Disaster Risks and Readiness Tips
The first step in preparing for a disaster is determining what kinds of risks are in your area. A good way to do this is to use FEMA’s National Risk Index to identify what kinds of weather-related risks are most common.
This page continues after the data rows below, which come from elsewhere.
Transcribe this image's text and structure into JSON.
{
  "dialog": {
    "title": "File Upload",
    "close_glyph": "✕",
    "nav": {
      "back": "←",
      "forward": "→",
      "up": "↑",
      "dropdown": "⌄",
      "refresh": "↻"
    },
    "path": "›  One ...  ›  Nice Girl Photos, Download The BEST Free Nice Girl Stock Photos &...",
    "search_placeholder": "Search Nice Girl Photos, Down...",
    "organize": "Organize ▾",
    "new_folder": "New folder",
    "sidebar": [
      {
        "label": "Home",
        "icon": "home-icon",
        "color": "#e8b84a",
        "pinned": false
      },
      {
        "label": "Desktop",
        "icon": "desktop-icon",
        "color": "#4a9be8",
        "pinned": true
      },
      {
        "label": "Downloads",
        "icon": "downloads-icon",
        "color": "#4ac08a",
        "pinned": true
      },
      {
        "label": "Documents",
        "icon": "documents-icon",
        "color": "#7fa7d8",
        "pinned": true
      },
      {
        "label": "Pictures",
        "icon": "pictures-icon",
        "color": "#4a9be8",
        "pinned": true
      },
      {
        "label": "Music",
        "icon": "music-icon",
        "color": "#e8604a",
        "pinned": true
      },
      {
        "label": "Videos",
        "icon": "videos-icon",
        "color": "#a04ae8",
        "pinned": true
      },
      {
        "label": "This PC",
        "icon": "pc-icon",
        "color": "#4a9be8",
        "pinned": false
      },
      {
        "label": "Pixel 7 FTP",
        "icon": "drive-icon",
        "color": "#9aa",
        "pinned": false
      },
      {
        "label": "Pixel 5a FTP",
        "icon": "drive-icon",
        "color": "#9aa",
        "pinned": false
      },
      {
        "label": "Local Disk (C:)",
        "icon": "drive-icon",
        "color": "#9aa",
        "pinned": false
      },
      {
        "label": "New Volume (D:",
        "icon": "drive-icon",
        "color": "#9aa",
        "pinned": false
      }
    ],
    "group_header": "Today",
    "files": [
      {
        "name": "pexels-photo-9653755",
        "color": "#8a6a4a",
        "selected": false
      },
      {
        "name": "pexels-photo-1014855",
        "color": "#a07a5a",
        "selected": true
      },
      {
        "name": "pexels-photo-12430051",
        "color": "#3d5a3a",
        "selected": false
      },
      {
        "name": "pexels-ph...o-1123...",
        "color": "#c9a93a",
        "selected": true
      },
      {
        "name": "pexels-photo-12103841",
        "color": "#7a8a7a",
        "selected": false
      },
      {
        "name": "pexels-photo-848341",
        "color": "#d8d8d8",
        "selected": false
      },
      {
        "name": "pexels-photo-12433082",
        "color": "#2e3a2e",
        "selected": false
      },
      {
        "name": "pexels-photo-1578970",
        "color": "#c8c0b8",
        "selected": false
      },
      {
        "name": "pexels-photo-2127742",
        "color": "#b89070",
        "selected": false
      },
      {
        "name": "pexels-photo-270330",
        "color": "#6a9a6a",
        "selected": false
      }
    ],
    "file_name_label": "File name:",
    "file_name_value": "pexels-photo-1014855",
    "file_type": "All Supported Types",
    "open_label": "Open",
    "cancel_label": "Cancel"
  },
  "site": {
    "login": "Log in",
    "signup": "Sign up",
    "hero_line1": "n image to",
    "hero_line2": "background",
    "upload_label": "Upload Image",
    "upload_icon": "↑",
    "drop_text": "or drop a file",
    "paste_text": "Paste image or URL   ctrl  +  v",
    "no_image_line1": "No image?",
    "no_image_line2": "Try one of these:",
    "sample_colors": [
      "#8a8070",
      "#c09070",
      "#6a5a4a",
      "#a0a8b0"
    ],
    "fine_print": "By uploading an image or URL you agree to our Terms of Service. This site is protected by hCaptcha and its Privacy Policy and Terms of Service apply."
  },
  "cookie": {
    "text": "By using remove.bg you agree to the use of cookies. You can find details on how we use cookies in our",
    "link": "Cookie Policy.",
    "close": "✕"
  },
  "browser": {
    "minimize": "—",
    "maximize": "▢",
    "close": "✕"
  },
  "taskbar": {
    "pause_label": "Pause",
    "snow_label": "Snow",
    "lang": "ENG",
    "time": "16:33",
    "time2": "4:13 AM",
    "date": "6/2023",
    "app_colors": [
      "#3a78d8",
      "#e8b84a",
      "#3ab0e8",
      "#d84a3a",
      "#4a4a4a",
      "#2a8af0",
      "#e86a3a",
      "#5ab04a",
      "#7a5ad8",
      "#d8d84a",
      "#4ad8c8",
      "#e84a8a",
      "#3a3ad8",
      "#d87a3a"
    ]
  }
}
The second step is to gather up and accomplish the following checklist:
- Create an Emergency Plan – Who will your loved one contact during an emergency, and what happens if the phone service is disrupted?
- Enroll in a Registry – Make sure that the local police department, fire department, and caregiving agency is aware of you, your loved one, and any particular needs you have in case of an emergency.
- Pack a Kit – make sure you include medications, medical supplies, non perishable snacks, bottled water, a flashlight, batteries, chargers for electronics, and copies of important documents such as ID, insurance, and financial information.
- Know Where to Go – identify where the nearest emergency shelter is, and make a plan on how your loved one can get there safely in case of an emergency.
- Know Your Treatments – if your loved one receives dialysis or some other type of routine medical treatment, contact that provider to learn more about their emergency plan.
- Make a List – of daily medical supplies and prescriptions that you’ll need more of, if the supply in your kit runs out.
- Keep Supplies Ready – if your loved one uses a CPAP machine, make sure there is a battery unit charged and next to the “Emergency Kit.” Also store ice packs and a cooler in your freezer so that if your loved one needs to bring along their insulin, they can simply move it from the refrigerator to the cooler and go.
Disasters That Don’t Require Evacuation
When it comes to extreme heat, or extreme cold, you and your loved one may not be required to evacuate quickly. Instead, your loved one may be stuck in their home without heat or air conditioning, and it may become important to continually monitor your loved one and try the following:
- Portable air conditioners, fans, and blocking off rooms in the home, so that there is at least one room that is cooler than the rest.
- Make sure that plenty of bottled water is ready and available so that your loved one stays properly hydrated.
- Wear light-colored, loose-fitting clothes made from cotton to help with breathability and comfort.
- Help your loved one take frequent cool showers, or even keep a damp cloth on the back of their neck.
- If you lose power, your loved one may need a place to go, check for the closest emergency shelter, or make a plan with your loved one for an alternate caregiver who may be able to provide relief.
- Have a backup heat source available, such as a space heater.
- Make sure that the heating system is well-maintained, and add weatherstripping to all windows and doors before the cool season starts.
- Make sure your loved one has plenty of temperature-appropriate clothing, including thermal underwear, heavy jackets, and insulated hats.
- Reschedule non-urgent errands or appointments during dangerous travel times when the roads are frozen.
- Plan, know, and talk about the closest emergency warming center in case your loved one loses power.
When it comes right down to it, simply having a plan will help ease everyone’s mind. If you need help, Homewatch CareGivers of Bryan College Station can provide you with information and resources to guide you. Keep browsing our website for more information, or contact us today to learn more.